BlackBerry Ltd , has finally put out a short promo for its next big smart phone the BlackBerry Priv. The device will be the first model from the firm that runs Android, and it’s the latest hope to save hardware from the Waterloo, Ontario concern.
There’s two main features that people will be looking at once the Priv is in stores. The first, and likely most important, is the keyboard which slides in behind the main body of the phone. That’s a stylistic touch that went out of fashion a long time ago, but BlackBerry seems sure that users are still looking for a hard keyboard. The second is, of course, the version of Android that the device is running.
Looking at the BlackBerry Priv

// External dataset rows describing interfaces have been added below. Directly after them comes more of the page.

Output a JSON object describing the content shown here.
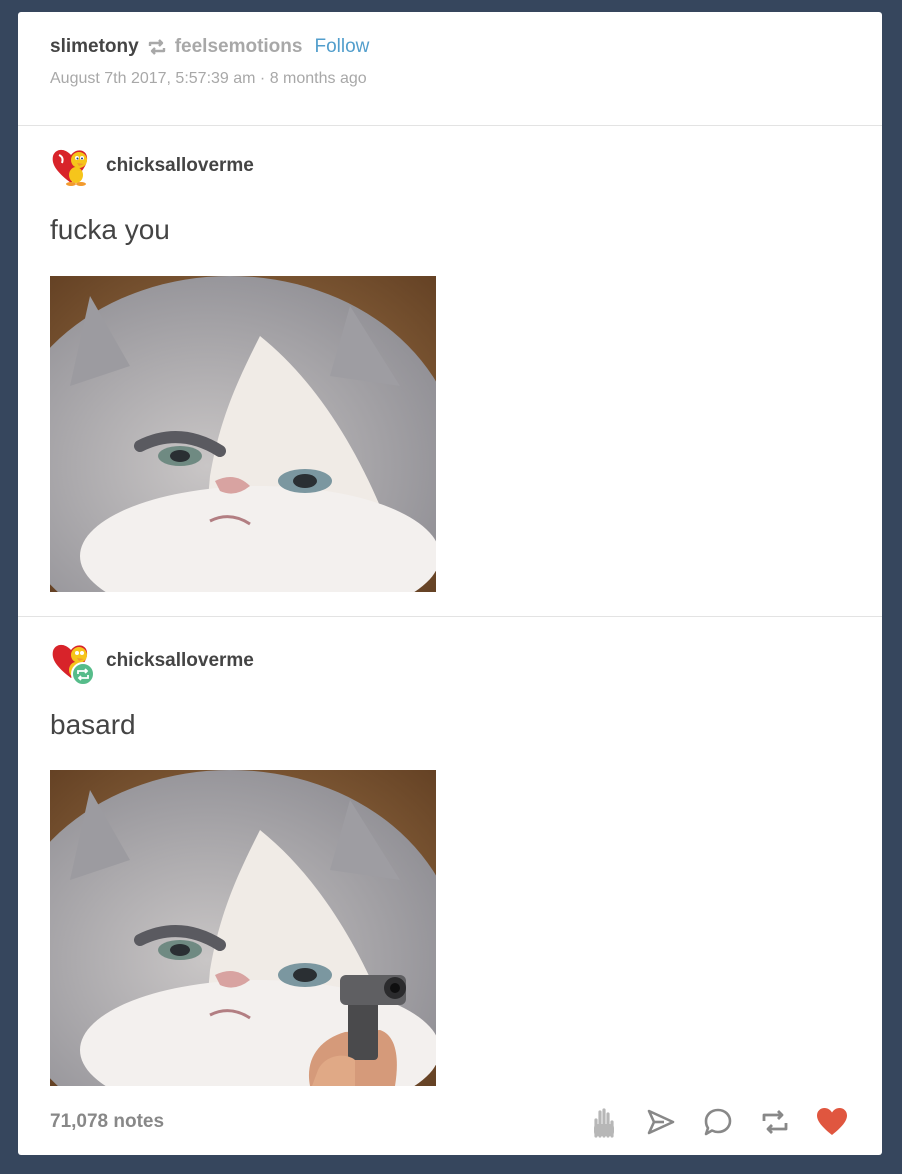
{
  "header": {
    "username": "slimetony",
    "reblog_icon": "reblog-icon",
    "source": "feelsemotions",
    "follow_label": "Follow",
    "timestamp": "August 7th 2017, 5:57:39 am · 8 months ago"
  },
  "entries": [
    {
      "blog": "chicksalloverme",
      "avatar_icon": "heart-tweety-avatar",
      "text": "fucka you",
      "image": "grumpy-kitten-photo"
    },
    {
      "blog": "chicksalloverme",
      "avatar_icon": "heart-tweety-avatar-with-reblog-badge",
      "text": "basard",
      "image": "grumpy-kitten-with-gun-photo"
    }
  ],
  "footer": {
    "notes": "71,078 notes",
    "actions": [
      "hand-icon",
      "share-icon",
      "reply-icon",
      "reblog-icon",
      "like-heart-icon"
    ]
  },
  "colors": {
    "background": "#36465d",
    "link": "#529ecc",
    "like": "#e0563f",
    "reblog_badge": "#56bc8a"
  }
}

Here’s a look at the footage that BlackBerry sent out on Friday afternoon:
The footage is really just a short preview of a user with their hands on the BlackBerry Priv and, though the phone looks like it works really well, it’s not all that clear what the wow factor is supposed to be.
For those that love BlackBerry, a piece of quality Canadian hardware running Android may be the greatest single thing to behold. For most of the world, however, the iPhone still rules the premium category and it’s going to be difficult to move that particular yardstick.

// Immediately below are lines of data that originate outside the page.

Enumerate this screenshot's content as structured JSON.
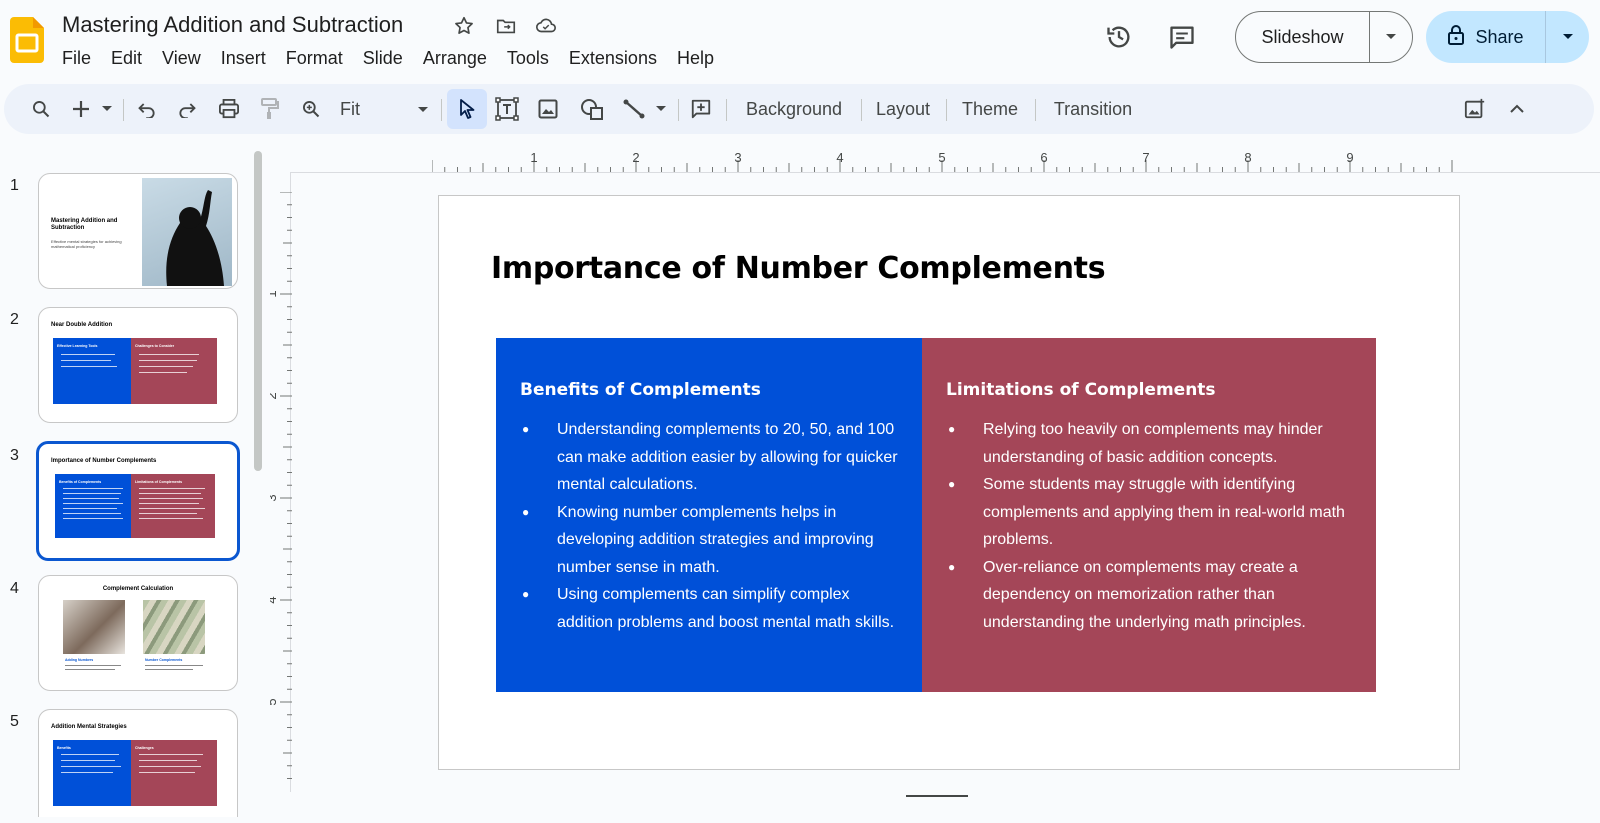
{
  "app": {
    "doc_title": "Mastering Addition and Subtraction",
    "icons": [
      "star-icon",
      "move-to-folder-icon",
      "cloud-saved-icon"
    ]
  },
  "menu": [
    "File",
    "Edit",
    "View",
    "Insert",
    "Format",
    "Slide",
    "Arrange",
    "Tools",
    "Extensions",
    "Help"
  ],
  "header_actions": {
    "slideshow_label": "Slideshow",
    "share_label": "Share"
  },
  "toolbar": {
    "zoom_value": "Fit",
    "background_label": "Background",
    "layout_label": "Layout",
    "theme_label": "Theme",
    "transition_label": "Transition"
  },
  "filmstrip": [
    {
      "num": "1",
      "title": "Mastering Addition and Subtraction",
      "subtitle": "Effective mental strategies for achieving mathematical proficiency"
    },
    {
      "num": "2",
      "title": "Near Double Addition",
      "left_head": "Effective Learning Tools",
      "right_head": "Challenges to Consider"
    },
    {
      "num": "3",
      "title": "Importance of Number Complements",
      "left_head": "Benefits of Complements",
      "right_head": "Limitations of Complements",
      "selected": true
    },
    {
      "num": "4",
      "title": "Complement Calculation",
      "left_caption": "Adding Numbers",
      "right_caption": "Number Complements"
    },
    {
      "num": "5",
      "title": "Addition Mental Strategies",
      "left_head": "Benefits",
      "right_head": "Challenges"
    }
  ],
  "ruler": {
    "h_labels": [
      "1",
      "2",
      "3",
      "4",
      "5",
      "6",
      "7",
      "8",
      "9"
    ],
    "v_labels": [
      "1",
      "2",
      "3",
      "4",
      "5"
    ]
  },
  "slide": {
    "title": "Importance of Number Complements",
    "left": {
      "heading": "Benefits of Complements",
      "bullets": [
        "Understanding complements to 20, 50, and 100 can make addition easier by allowing for quicker mental calculations.",
        "Knowing number complements helps in developing addition strategies and improving number sense in math.",
        "Using complements can simplify complex addition problems and boost mental math skills."
      ]
    },
    "right": {
      "heading": "Limitations of Complements",
      "bullets": [
        "Relying too heavily on complements may hinder understanding of basic addition concepts.",
        "Some students may struggle with identifying complements and applying them in real-world math problems.",
        "Over-reliance on complements may create a dependency on memorization rather than understanding the underlying math principles."
      ]
    }
  },
  "colors": {
    "accent": "#0b57d0",
    "panel_blue": "#0050d8",
    "panel_red": "#a44658",
    "share_bg": "#c2e7ff",
    "toolbar_bg": "#edf2fa"
  }
}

BlackBerry, despite the promo released on Friday, still hasn’t let anyone know about the price of the Priv, or when it will hit shelves.

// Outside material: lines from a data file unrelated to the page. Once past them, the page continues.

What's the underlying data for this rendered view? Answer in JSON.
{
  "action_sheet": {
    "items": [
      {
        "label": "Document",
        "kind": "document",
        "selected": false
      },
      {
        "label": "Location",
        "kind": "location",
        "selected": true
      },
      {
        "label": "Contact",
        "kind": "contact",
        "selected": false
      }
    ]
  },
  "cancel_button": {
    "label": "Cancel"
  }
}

BlackBerry buries the lede
It’s not clear why BlackBerry Ltd thought that Friday evening was the perfect time to debut the first real ad for the Priv, but that’s just what the firm has done. Given the lack of sales in its hardware division in recent years, and the turn away from hardware among the firm’s leadership, the Priv is yet another last chance for the firm to prove itself.
So far, despite the apparent quality of the hardware in the Priv and the demand that might be out there for a secure Android phone, BlackBerry doesn’t seem to have perfected the art of selling the device.
When John Chen first showed it off in full he fumbled with the Android OS. The marketing for the Priv doesn’t really live up to the sense of security that BlackBerry is trying to convey, and the Friday evening promo doesn’t exactly scream sound strategy.
BlackBerry is a great firm, and its fans know that it still builds really great hardware. The problem, for the time being, is getting the rest of the world to realize how great that hardware really is. The Passport didn’t help that effort with its odd screen, and BlackBerry’s odd route toward the release of the Priv likely isn’t helping its future.
That doesn’t mean that BlackBerry hardware is doomed, but it’s not likely that its handsets will lead it out of the current malaise. That, as CEO John Chen has made very clear, is a job for the firm’s software business, something that may get a little more focus once the launch of the Priv is over.